> SOURCE MATERIAL
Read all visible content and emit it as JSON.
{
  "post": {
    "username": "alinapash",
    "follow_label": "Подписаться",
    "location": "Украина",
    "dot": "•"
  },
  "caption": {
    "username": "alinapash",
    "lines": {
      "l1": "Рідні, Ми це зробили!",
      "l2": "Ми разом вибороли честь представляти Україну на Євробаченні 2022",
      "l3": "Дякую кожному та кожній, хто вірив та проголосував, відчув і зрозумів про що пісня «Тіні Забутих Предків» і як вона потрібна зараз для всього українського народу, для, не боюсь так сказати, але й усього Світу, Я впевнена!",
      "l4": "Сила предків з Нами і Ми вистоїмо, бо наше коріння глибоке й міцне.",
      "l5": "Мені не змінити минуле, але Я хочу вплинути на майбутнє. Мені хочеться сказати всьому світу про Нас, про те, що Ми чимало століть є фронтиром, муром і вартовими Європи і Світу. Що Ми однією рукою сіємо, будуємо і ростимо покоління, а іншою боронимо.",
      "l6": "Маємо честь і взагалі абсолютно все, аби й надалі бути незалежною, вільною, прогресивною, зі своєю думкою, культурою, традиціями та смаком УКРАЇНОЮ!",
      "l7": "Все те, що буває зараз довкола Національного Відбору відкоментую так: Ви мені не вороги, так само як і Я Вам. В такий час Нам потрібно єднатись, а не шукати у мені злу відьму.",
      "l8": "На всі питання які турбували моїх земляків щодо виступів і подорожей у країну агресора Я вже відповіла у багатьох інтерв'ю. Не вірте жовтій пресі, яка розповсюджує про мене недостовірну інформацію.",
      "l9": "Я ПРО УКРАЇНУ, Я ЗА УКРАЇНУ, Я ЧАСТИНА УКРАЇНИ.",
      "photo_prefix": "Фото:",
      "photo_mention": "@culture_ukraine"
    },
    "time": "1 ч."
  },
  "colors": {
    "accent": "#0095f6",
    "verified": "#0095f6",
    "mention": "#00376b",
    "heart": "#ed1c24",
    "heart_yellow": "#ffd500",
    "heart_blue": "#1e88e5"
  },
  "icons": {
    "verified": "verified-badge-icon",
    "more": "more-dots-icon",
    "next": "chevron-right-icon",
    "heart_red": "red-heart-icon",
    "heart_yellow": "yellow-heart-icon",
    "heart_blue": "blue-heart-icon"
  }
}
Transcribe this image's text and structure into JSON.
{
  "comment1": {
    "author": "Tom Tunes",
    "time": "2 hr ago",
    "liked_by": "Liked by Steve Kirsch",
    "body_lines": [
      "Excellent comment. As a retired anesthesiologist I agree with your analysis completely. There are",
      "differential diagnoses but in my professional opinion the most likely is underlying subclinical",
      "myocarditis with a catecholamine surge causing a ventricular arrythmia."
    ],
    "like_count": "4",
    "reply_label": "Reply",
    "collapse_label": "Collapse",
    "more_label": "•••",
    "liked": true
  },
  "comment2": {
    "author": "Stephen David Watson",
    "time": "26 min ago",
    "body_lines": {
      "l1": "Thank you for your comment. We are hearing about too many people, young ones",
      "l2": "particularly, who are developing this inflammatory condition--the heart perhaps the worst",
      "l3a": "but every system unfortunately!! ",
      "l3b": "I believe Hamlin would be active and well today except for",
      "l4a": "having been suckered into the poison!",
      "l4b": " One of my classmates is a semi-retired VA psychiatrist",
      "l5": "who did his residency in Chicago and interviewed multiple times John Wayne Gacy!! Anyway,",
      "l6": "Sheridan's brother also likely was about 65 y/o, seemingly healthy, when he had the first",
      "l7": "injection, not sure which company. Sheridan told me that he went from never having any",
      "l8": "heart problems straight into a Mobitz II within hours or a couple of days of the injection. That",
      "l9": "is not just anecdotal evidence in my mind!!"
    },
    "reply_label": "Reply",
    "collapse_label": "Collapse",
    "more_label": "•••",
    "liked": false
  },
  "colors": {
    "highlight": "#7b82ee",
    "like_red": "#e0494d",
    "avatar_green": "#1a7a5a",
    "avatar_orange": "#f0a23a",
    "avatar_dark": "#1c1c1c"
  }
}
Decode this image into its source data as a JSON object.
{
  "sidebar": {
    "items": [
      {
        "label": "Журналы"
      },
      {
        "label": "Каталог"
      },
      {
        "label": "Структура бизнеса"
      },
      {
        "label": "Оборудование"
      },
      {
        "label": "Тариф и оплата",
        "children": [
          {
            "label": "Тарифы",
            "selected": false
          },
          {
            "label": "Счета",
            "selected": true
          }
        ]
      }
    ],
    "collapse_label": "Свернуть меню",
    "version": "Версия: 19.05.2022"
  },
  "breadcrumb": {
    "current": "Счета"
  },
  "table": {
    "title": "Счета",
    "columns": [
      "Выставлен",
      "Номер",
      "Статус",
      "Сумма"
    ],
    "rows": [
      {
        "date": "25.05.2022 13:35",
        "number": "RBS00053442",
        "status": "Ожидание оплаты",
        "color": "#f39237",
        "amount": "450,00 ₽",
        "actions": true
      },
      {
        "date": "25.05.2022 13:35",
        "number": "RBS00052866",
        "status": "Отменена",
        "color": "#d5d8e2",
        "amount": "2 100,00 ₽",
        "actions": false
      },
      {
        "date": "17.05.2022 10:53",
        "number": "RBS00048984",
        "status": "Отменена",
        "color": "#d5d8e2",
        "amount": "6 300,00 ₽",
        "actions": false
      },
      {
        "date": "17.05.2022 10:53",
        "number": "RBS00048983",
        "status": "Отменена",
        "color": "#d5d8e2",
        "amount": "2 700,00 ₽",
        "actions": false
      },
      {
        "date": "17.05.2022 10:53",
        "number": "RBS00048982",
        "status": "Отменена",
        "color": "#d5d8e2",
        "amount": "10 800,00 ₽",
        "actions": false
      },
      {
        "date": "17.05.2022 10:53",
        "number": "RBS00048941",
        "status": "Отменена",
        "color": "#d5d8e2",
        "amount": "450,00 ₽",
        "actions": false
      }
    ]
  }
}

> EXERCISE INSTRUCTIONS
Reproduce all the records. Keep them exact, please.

> ANSWER FOR THIS EXERCISE
Read all visible content and emit it as JSON.
{
  "post": {
    "username": "alinapash",
    "follow_label": "Подписаться",
    "location": "Украина",
    "dot": "•"
  },
  "caption": {
    "username": "alinapash",
    "lines": {
      "l1": "Рідні, Ми це зробили!",
      "l2": "Ми разом вибороли честь представляти Україну на Євробаченні 2022",
      "l3": "Дякую кожному та кожній, хто вірив та проголосував, відчув і зрозумів про що пісня «Тіні Забутих Предків» і як вона потрібна зараз для всього українського народу, для, не боюсь так сказати, але й усього Світу, Я впевнена!",
      "l4": "Сила предків з Нами і Ми вистоїмо, бо наше коріння глибоке й міцне.",
      "l5": "Мені не змінити минуле, але Я хочу вплинути на майбутнє. Мені хочеться сказати всьому світу про Нас, про те, що Ми чимало століть є фронтиром, муром і вартовими Європи і Світу. Що Ми однією рукою сіємо, будуємо і ростимо покоління, а іншою боронимо.",
      "l6": "Маємо честь і взагалі абсолютно все, аби й надалі бути незалежною, вільною, прогресивною, зі своєю думкою, культурою, традиціями та смаком УКРАЇНОЮ!",
      "l7": "Все те, що буває зараз довкола Національного Відбору відкоментую так: Ви мені не вороги, так само як і Я Вам. В такий час Нам потрібно єднатись, а не шукати у мені злу відьму.",
      "l8": "На всі питання які турбували моїх земляків щодо виступів і подорожей у країну агресора Я вже відповіла у багатьох інтерв'ю. Не вірте жовтій пресі, яка розповсюджує про мене недостовірну інформацію.",
      "l9": "Я ПРО УКРАЇНУ, Я ЗА УКРАЇНУ, Я ЧАСТИНА УКРАЇНИ.",
      "photo_prefix": "Фото:",
      "photo_mention": "@culture_ukraine"
    },
    "time": "1 ч."
  },
  "colors": {
    "accent": "#0095f6",
    "verified": "#0095f6",
    "mention": "#00376b",
    "heart": "#ed1c24",
    "heart_yellow": "#ffd500",
    "heart_blue": "#1e88e5"
  },
  "icons": {
    "verified": "verified-badge-icon",
    "more": "more-dots-icon",
    "next": "chevron-right-icon",
    "heart_red": "red-heart-icon",
    "heart_yellow": "yellow-heart-icon",
    "heart_blue": "blue-heart-icon"
  }
}
Transcribe this image's text and structure into JSON.
{
  "comment1": {
    "author": "Tom Tunes",
    "time": "2 hr ago",
    "liked_by": "Liked by Steve Kirsch",
    "body_lines": [
      "Excellent comment. As a retired anesthesiologist I agree with your analysis completely. There are",
      "differential diagnoses but in my professional opinion the most likely is underlying subclinical",
      "myocarditis with a catecholamine surge causing a ventricular arrythmia."
    ],
    "like_count": "4",
    "reply_label": "Reply",
    "collapse_label": "Collapse",
    "more_label": "•••",
    "liked": true
  },
  "comment2": {
    "author": "Stephen David Watson",
    "time": "26 min ago",
    "body_lines": {
      "l1": "Thank you for your comment. We are hearing about too many people, young ones",
      "l2": "particularly, who are developing this inflammatory condition--the heart perhaps the worst",
      "l3a": "but every system unfortunately!! ",
      "l3b": "I believe Hamlin would be active and well today except for",
      "l4a": "having been suckered into the poison!",
      "l4b": " One of my classmates is a semi-retired VA psychiatrist",
      "l5": "who did his residency in Chicago and interviewed multiple times John Wayne Gacy!! Anyway,",
      "l6": "Sheridan's brother also likely was about 65 y/o, seemingly healthy, when he had the first",
      "l7": "injection, not sure which company. Sheridan told me that he went from never having any",
      "l8": "heart problems straight into a Mobitz II within hours or a couple of days of the injection. That",
      "l9": "is not just anecdotal evidence in my mind!!"
    },
    "reply_label": "Reply",
    "collapse_label": "Collapse",
    "more_label": "•••",
    "liked": false
  },
  "colors": {
    "highlight": "#7b82ee",
    "like_red": "#e0494d",
    "avatar_green": "#1a7a5a",
    "avatar_orange": "#f0a23a",
    "avatar_dark": "#1c1c1c"
  }
}
Decode this image into its source data as a JSON object.
{
  "sidebar": {
    "items": [
      {
        "label": "Журналы"
      },
      {
        "label": "Каталог"
      },
      {
        "label": "Структура бизнеса"
      },
      {
        "label": "Оборудование"
      },
      {
        "label": "Тариф и оплата",
        "children": [
          {
            "label": "Тарифы",
            "selected": false
          },
          {
            "label": "Счета",
            "selected": true
          }
        ]
      }
    ],
    "collapse_label": "Свернуть меню",
    "version": "Версия: 19.05.2022"
  },
  "breadcrumb": {
    "current": "Счета"
  },
  "table": {
    "title": "Счета",
    "columns": [
      "Выставлен",
      "Номер",
      "Статус",
      "Сумма"
    ],
    "rows": [
      {
        "date": "25.05.2022 13:35",
        "number": "RBS00053442",
        "status": "Ожидание оплаты",
        "color": "#f39237",
        "amount": "450,00 ₽",
        "actions": true
      },
      {
        "date": "25.05.2022 13:35",
        "number": "RBS00052866",
        "status": "Отменена",
        "color": "#d5d8e2",
        "amount": "2 100,00 ₽",
        "actions": false
      },
      {
        "date": "17.05.2022 10:53",
        "number": "RBS00048984",
        "status": "Отменена",
        "color": "#d5d8e2",
        "amount": "6 300,00 ₽",
        "actions": false
      },
      {
        "date": "17.05.2022 10:53",
        "number": "RBS00048983",
        "status": "Отменена",
        "color": "#d5d8e2",
        "amount": "2 700,00 ₽",
        "actions": false
      },
      {
        "date": "17.05.2022 10:53",
        "number": "RBS00048982",
        "status": "Отменена",
        "color": "#d5d8e2",
        "amount": "10 800,00 ₽",
        "actions": false
      },
      {
        "date": "17.05.2022 10:53",
        "number": "RBS00048941",
        "status": "Отменена",
        "color": "#d5d8e2",
        "amount": "450,00 ₽",
        "actions": false
      }
    ]
  }
}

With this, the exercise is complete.